#### WORK TO BE COMPLETED:
Only lines that contain the word "teeth" belong in the answer; copy them from the records below.

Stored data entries
• • • •

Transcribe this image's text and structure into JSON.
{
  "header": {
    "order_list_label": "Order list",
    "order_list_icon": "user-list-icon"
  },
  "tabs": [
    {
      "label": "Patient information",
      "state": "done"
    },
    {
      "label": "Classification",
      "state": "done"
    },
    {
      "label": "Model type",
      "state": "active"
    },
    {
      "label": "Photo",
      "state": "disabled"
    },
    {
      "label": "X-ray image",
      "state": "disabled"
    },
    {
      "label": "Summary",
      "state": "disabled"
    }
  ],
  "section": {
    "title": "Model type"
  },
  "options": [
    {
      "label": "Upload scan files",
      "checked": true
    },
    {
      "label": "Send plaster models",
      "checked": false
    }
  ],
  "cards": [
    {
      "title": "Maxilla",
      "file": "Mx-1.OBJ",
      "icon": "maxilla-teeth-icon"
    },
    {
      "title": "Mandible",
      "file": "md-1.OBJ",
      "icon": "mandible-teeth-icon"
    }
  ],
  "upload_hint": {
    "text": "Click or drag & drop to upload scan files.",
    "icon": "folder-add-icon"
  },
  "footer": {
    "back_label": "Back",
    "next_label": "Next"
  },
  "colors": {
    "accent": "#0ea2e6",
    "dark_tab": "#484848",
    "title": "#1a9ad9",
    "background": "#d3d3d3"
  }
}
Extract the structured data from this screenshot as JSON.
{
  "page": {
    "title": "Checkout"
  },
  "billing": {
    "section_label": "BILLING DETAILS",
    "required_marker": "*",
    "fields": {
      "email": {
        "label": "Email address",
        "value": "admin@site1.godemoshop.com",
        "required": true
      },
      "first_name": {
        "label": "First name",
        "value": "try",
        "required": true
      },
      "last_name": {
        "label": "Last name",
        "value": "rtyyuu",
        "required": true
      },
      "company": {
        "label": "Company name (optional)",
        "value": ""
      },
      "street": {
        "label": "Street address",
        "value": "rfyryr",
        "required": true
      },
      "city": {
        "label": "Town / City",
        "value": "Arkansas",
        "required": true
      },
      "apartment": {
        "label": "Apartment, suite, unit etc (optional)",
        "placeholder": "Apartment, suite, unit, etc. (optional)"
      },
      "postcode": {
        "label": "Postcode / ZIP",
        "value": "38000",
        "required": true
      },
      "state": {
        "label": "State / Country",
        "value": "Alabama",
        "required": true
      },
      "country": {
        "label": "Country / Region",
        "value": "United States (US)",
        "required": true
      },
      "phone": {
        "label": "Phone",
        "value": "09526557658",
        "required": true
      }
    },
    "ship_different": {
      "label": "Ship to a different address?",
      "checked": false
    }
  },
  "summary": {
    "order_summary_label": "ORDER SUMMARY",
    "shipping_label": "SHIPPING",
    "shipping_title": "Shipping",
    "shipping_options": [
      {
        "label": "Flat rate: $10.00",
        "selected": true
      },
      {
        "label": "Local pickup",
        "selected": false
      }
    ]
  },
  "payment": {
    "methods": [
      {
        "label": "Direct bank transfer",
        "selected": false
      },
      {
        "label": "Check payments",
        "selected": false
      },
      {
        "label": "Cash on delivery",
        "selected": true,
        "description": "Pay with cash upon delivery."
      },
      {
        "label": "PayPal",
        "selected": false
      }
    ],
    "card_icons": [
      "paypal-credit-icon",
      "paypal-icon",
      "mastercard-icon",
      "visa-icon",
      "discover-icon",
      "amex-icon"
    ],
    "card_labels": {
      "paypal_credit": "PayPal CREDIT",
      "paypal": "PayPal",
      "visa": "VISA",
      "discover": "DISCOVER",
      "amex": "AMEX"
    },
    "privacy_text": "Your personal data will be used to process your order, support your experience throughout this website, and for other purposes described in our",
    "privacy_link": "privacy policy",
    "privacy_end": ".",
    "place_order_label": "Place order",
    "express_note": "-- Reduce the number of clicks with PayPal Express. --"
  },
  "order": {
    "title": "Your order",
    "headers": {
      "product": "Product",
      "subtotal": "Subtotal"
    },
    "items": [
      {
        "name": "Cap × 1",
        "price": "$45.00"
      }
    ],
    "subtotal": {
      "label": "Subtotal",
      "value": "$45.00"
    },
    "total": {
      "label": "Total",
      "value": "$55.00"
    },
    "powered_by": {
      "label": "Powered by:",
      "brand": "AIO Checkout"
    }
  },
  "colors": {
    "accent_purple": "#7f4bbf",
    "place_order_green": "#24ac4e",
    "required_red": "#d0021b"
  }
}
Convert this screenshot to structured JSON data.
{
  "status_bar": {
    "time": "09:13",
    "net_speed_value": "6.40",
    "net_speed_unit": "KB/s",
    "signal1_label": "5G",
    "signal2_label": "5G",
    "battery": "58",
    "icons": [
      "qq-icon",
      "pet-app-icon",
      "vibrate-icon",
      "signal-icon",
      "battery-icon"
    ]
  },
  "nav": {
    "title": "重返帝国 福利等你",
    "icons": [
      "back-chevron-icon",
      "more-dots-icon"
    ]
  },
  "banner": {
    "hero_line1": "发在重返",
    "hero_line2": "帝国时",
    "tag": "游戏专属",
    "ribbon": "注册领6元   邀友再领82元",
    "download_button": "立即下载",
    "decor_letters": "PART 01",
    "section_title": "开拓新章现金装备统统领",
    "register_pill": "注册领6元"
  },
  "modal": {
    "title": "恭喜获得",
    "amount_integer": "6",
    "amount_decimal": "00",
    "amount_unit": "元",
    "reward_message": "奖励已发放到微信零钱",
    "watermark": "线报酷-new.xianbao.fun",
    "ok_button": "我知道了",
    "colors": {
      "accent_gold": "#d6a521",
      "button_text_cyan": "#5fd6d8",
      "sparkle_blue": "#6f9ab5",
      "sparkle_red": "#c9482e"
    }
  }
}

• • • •

#### PROBLEM SOLUTION:
      "icon": "maxilla-teeth-icon"
      "icon": "mandible-teeth-icon"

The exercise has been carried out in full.